“We decided to open up the arch and put in what we call a column screen,” Maiorino says.
The columns now sit centrally where the arch once was, framing the beautiful drawing room. “It has the highest ceilings, grandest detailing and largest windows, so it had to be the drawing room,” she says.
BEFORE: This is the other end of the drawing room as it looked when the building was a hospital, complete with curtained exam cubicles.
AFTER: The radiator seen in the previous picture was removed and the floor-to-ceiling window restored to its former glory. The Ionic columns contrast nicely with the soft gray walls.
“The columns are made from a specialist plaster called scagliola, which is very hard and can be made in any color to replicate any stone,” Maiorino says. “The only way you can tell it’s not marble is that it doesn’t feel cold. Its advantages are that it’s lighter than marble — we would have had to reinforce the floors if we’d used the real thing — and it’s cheaper.”
BEFORE: It’s hard to imagine how this medical space, in another “before” shot, could become the ground-floor dining room, shown in the next picture. A projection housing the chimney is just visible on the far wall; in the restored room, the alcove to its left has been partially filled in. “We used this space to run pipes and services up and down the house,” Maiorino says.
AFTER: Tall windows flood the dining room with light. The house sits on the end of the row in a central London square, and many rooms benefit from a double aspect.
BEFORE: Also on the ground floor, the exam cubicles seen here are now a light-filled reception room next to the dining room.
AFTER: The beautiful arched windows in the reception room are on the side of the building. “All the windows were replaced,” Maiorino says. “Some had been put in as recently as the 1960s and were wrong for the house. None of them were original, due to bomb damage.”
Special glass, made to look like the kind manufactured during the Victorian period, was used. “It’s not perfectly flat and has a slight distortion in it to look authentic,” Maiorino says. The chandelier is from a restorer and maker of period lighting.
The basement kitchen design was developed by the owners together with kitchen specialist Smallbone of Devizes.
“This is actually a prototype for what has become their Macassar collection,” Maiorino says. “It was inspired by the designs of architect Sir John Soane.
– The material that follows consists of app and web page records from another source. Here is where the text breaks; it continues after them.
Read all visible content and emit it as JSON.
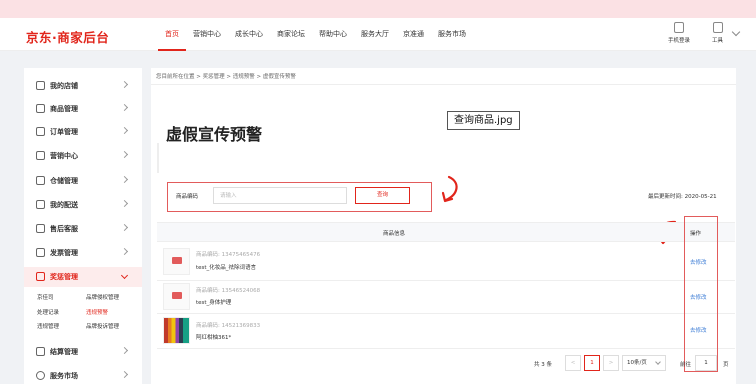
{
  "header": {
    "logo": "京东·商家后台",
    "nav": [
      "首页",
      "营销中心",
      "成长中心",
      "商家论坛",
      "帮助中心",
      "服务大厅",
      "京准通",
      "服务市场"
    ],
    "active_nav": "首页",
    "phone_label": "手机登录",
    "tools_label": "工具"
  },
  "sidebar": {
    "items": [
      {
        "label": "我的店铺",
        "icon": "store-icon"
      },
      {
        "label": "商品管理",
        "icon": "product-icon"
      },
      {
        "label": "订单管理",
        "icon": "order-icon"
      },
      {
        "label": "营销中心",
        "icon": "marketing-icon"
      },
      {
        "label": "仓储管理",
        "icon": "warehouse-icon"
      },
      {
        "label": "我的配送",
        "icon": "delivery-icon"
      },
      {
        "label": "售后客服",
        "icon": "service-icon"
      },
      {
        "label": "发票管理",
        "icon": "invoice-icon"
      },
      {
        "label": "奖惩管理",
        "icon": "reward-icon"
      },
      {
        "label": "结算管理",
        "icon": "settlement-icon"
      },
      {
        "label": "服务市场",
        "icon": "heart-icon"
      }
    ],
    "active_item": "奖惩管理",
    "submenu": [
      [
        "京佳司",
        "品牌侵权管理"
      ],
      [
        "处理记录",
        "违规预警"
      ],
      [
        "违规管理",
        "品牌投诉管理"
      ]
    ],
    "active_sub": "违规预警"
  },
  "breadcrumb": "您目前所在位置 > 奖惩管理 > 违规预警 > 虚假宣传预警",
  "page_title": "虚假宣传预警",
  "search": {
    "label": "商品编码",
    "placeholder": "请输入",
    "button": "查询"
  },
  "update_time": "最后更新时间: 2020-05-21",
  "table": {
    "col_info": "商品信息",
    "col_op": "操作",
    "rows": [
      {
        "code": "商品编码: 13475465476",
        "name": "test_化妆品_祛除词语言",
        "op": "去修改"
      },
      {
        "code": "商品编码: 13546524068",
        "name": "test_身体护理",
        "op": "去修改"
      },
      {
        "code": "商品编码: 14521369833",
        "name": "阿红柑柚361*",
        "op": "去修改"
      }
    ]
  },
  "pager": {
    "total": "共 3 条",
    "prev": "<",
    "current": "1",
    "next": ">",
    "page_size": "10条/页",
    "goto_label": "前往",
    "goto_value": "1",
    "page_unit": "页"
  },
  "tooltip": "查询商品.jpg",
  "colors": {
    "accent": "#e1251b",
    "link": "#3a7bd5",
    "annotation": "#e25b5b"
  }
}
The detailing, geometric shapes, and use of marble and mirrors are all references to his work.”
There is also a powder room on this floor.
BEFORE: This scruffy space became a snug, or den, which you can see after its transformation in the next photo.
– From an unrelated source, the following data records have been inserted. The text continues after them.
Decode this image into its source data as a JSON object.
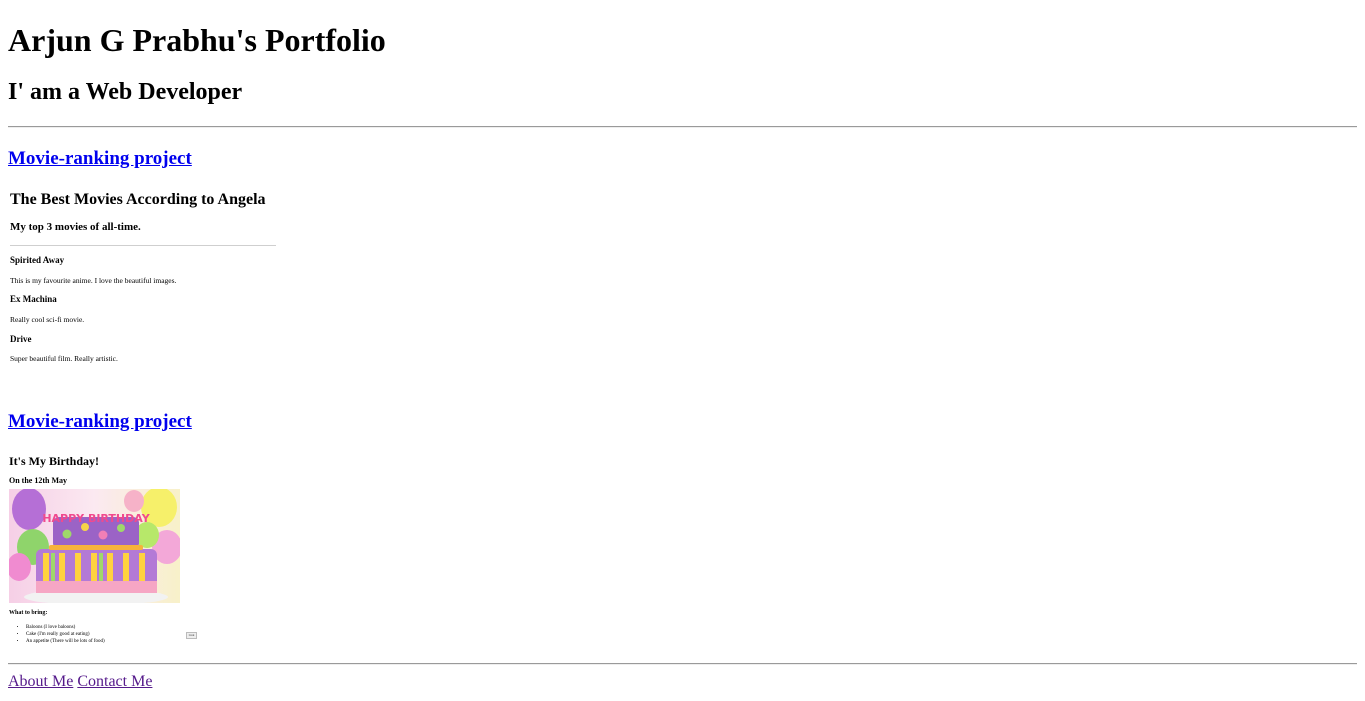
{
  "header": {
    "title": "Arjun G Prabhu's Portfolio",
    "subtitle": "I' am a Web Developer"
  },
  "projects": [
    {
      "link_label": "Movie-ranking project",
      "preview": {
        "title": "The Best Movies According to Angela",
        "subtitle": "My top 3 movies of all-time.",
        "movies": [
          {
            "name": "Spirited Away",
            "description": "This is my favourite anime. I love the beautiful images."
          },
          {
            "name": "Ex Machina",
            "description": "Really cool sci-fi movie."
          },
          {
            "name": "Drive",
            "description": "Super beautiful film. Really artistic."
          }
        ]
      }
    },
    {
      "link_label": "Movie-ranking project",
      "preview": {
        "title": "It's My Birthday!",
        "date": "On the 12th May",
        "cake_text": "HAPPY BIRTHDAY",
        "bring_label": "What to bring:",
        "items": [
          "Baloons (I love baloons)",
          "Cake (I'm really good at eating)",
          "An appetite (There will be lots of food)"
        ],
        "button_label": "Link"
      }
    }
  ],
  "footer": {
    "about_label": "About Me",
    "contact_label": "Contact Me"
  },
  "colors": {
    "link": "#0000ee",
    "visited_link": "#551a8b",
    "rule": "#9a9a9a"
  }
}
AFTER: The now beautifully restored snug connects with the en suite bathroom via the door next to the clock. The walls are painted in a Farrow & Ball shade that’s no longer available, and the fireplace is a marble design copied from Sir John Soane’s Museum and made by Chesney’s.
BEFORE: This meeting room has been reinvented as a double-aspect en suite bathroom. You can just see the door to what is now the snug hidden behind a bookcase at an angle to the window.
AFTER: Light floods the corner house, on the south side of the square. This bathroom makes the most of its exposure by having three large windows.
The bath and shower are custom. “We contacted a stone supplier with detailed drawings on how we wanted it to be done,” Maiorino says.
The flooring is new, apart from the stone flags and the top floor’s pine. “We used engineered boards and fitted underfloor heating,” the architect says. “The radiators in here are used as towel rails.”
BEFORE: On the top floor, another messy office space from the house’s time as a hospital was converted into a beautiful bedroom, seen in the next picture.
AFTER: The floorboards are pine on the top floor, rather than the oak that was installed below. “These boards were hidden under carpet or lino,” Maiorino says. “We don’t think they are Georgian, but probably date from the Victorian period.”
This room was probably always intended to be a bedroom for the owners.
“Space was at too much of a premium in London to keep servants up here,” the architect says. “Some staff would have lived in the house, but it’s most likely they would have been in the basement.”